PUPIL: What advice can you dispense for sending effective e-cards?
PROFESSOR: First make sure it’s really their birthday and that your greeting has a hilariously sexy first line. And definitely make the recipient someone they adore on their contact list, so when they eagerly click to see the stupid punchline, our proprietary viral spyware will infect their operating system so fast, they’ll wish Hallmark was never invented. Or choose the option of turning them into one of the bots from the infamous Zeus family, thus utilizing malicious malware that will launch pop-up ads for porn sites in new windows all over their screen so they’ll be far too embarrassed to go to the police. Yes, question?
PUPIL: Is malware always malicious or can it sometimes become benevolent?
PROFESSOR: Great question! Is there life after death? Okay so before I conclude today’s lesson, I’ll take a few more inquiries. Make ’em specific and crafty.

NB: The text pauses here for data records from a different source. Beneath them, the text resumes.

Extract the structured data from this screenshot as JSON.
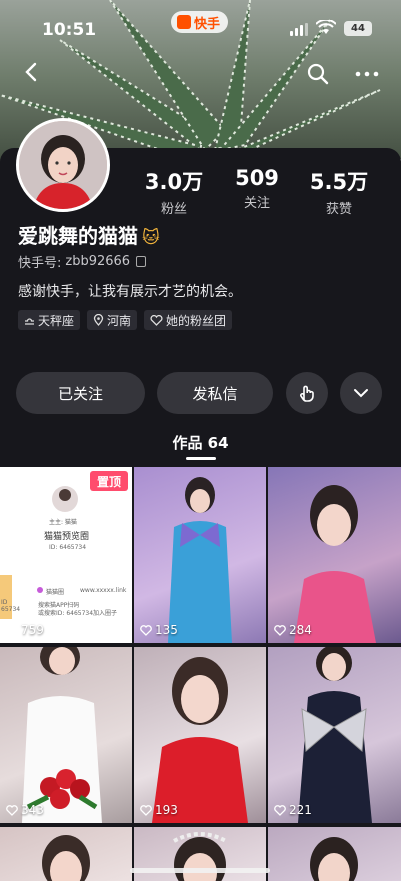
{
  "status_bar": {
    "time": "10:51",
    "battery": "44"
  },
  "app_name": "快手",
  "profile": {
    "nickname": "爱跳舞的猫猫",
    "nickname_emoji": "🐱",
    "kuaishou_id_label": "快手号:",
    "kuaishou_id": "zbb92666",
    "bio": "感谢快手，让我有展示才艺的机会。",
    "tags": [
      {
        "icon": "libra-icon",
        "text": "天秤座"
      },
      {
        "icon": "location-icon",
        "text": "河南"
      },
      {
        "icon": "fan-group-icon",
        "text": "她的粉丝团"
      }
    ],
    "stats": [
      {
        "value": "3.0万",
        "label": "粉丝"
      },
      {
        "value": "509",
        "label": "关注"
      },
      {
        "value": "5.5万",
        "label": "获赞"
      }
    ]
  },
  "actions": {
    "followed": "已关注",
    "message": "发私信"
  },
  "works_tab": "作品 64",
  "grid": [
    {
      "likes": "759",
      "pinned_label": "置顶",
      "poster": {
        "host": "主主: 猫猫",
        "title": "猫猫预览圈",
        "id_line": "ID: 6465734",
        "brand": "猫猫圈",
        "url": "www.xxxxx.link",
        "line1": "搜索猫APP扫码",
        "line2": "或搜索ID: 6465734加入圈子",
        "side": "ID 65734"
      }
    },
    {
      "likes": "135"
    },
    {
      "likes": "284"
    },
    {
      "likes": "343"
    },
    {
      "likes": "193"
    },
    {
      "likes": "221"
    }
  ],
  "colors": {
    "background": "#17171c",
    "button": "#35353b",
    "pin": "#ff4c6d",
    "brand": "#ff5000"
  }
}
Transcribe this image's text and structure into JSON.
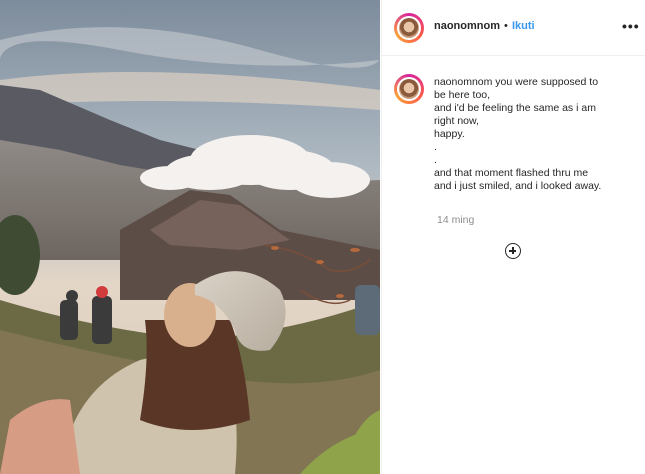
{
  "post": {
    "username": "naonomnom",
    "separator": "•",
    "follow_label": "Ikuti",
    "more_icon": "more-horizontal-icon",
    "caption": {
      "username": "naonomnom",
      "lines": [
        "you were supposed to",
        "be here too,",
        "and i'd be feeling the same as i am",
        "right now,",
        "happy.",
        ".",
        ".",
        "and that moment flashed thru me",
        "and i just smiled, and i looked away."
      ]
    },
    "timestamp": "14 ming",
    "load_more_icon": "plus-circle-icon"
  }
}
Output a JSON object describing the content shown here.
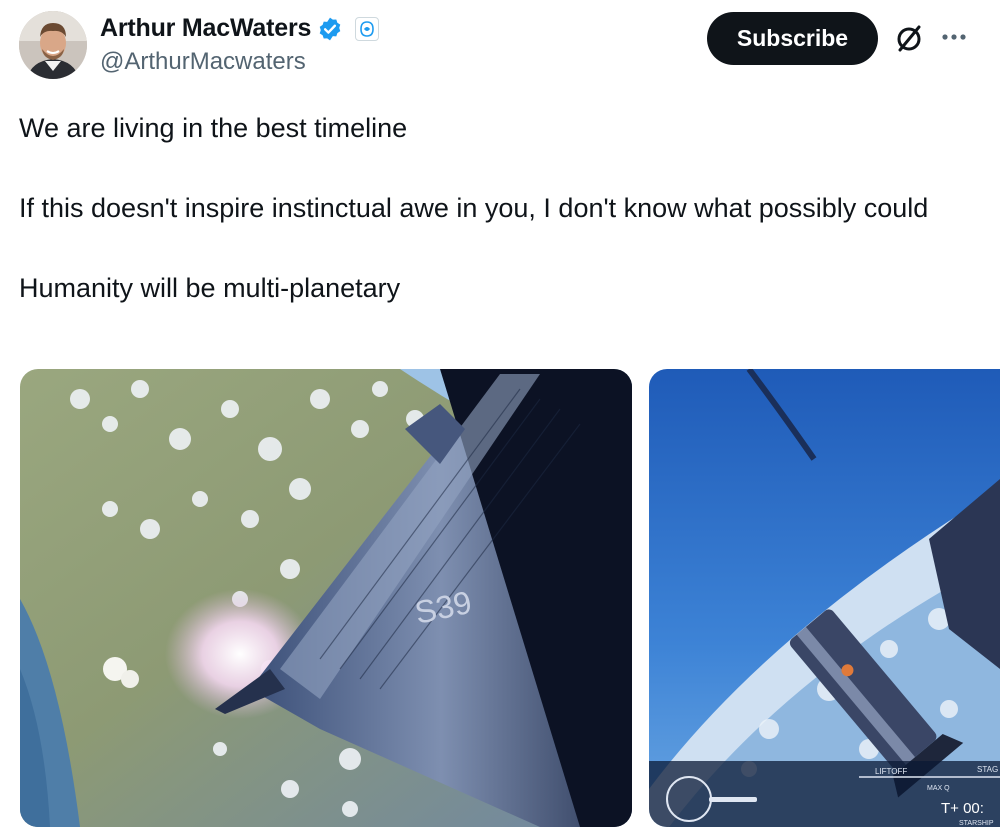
{
  "author": {
    "display_name": "Arthur MacWaters",
    "handle": "@ArthurMacwaters",
    "verified": true,
    "avatar_icon": "avatar-photo"
  },
  "actions": {
    "subscribe_label": "Subscribe",
    "grok_icon": "grok-icon",
    "more_icon": "more-icon"
  },
  "tweet": {
    "lines": [
      "We are living in the best timeline",
      "If this doesn't inspire instinctual awe in you, I don't know what possibly could",
      "Humanity will be multi-planetary"
    ]
  },
  "media": {
    "image1": {
      "ship_label": "S39"
    },
    "image2": {
      "hud_liftoff": "LIFTOFF",
      "hud_maxq": "MAX Q",
      "hud_stage": "STAG",
      "hud_timer": "T+ 00:",
      "hud_vehicle": "STARSHIP"
    }
  },
  "colors": {
    "accent": "#1d9bf0",
    "text": "#0f1419",
    "secondary": "#536471"
  }
}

PUPIL: When implementing a travel scam, is there any way we can actually go on the exciting fantasy Bali vacation instead of them?
PROFESSOR: That’s big, really big. I’m recommending to faculty that you graduate early. Time for two more….
PUPIL: I’m really proud that we have the word “Artist” in our “Scam Artist” vocation title. Is there any way to set up some easels and have a creative display, showcasing our framed masterpieces after our midterm?
PROFESSOR: Ahhh what a brilliant way to bring more respect into our field! Last one….let’s see, you in the back with the gray flasher trench-coat on.
PUPIL: (opens coat to reveal dozens of binoculars) I’m selling invisible, high powered visual aids so we can all copy everyone’s answers on our final exam. These are the same expensive devices used to capture ATM passwords even if the target remembers to shield the keyboard with his hands. Normally $199, but students in this class only have to pay $49.99.
PROFESSOR: (pushes intercom) Security, would you kindly escort this unscrupulous cheating shyster out of my classroom immediately. And that’s immediately with two “M’s.” Class is dismissed!
READERS: Have you ever fallen prey? Leave me a comment with the most innovative scam you’ve heard of so we can all be wary.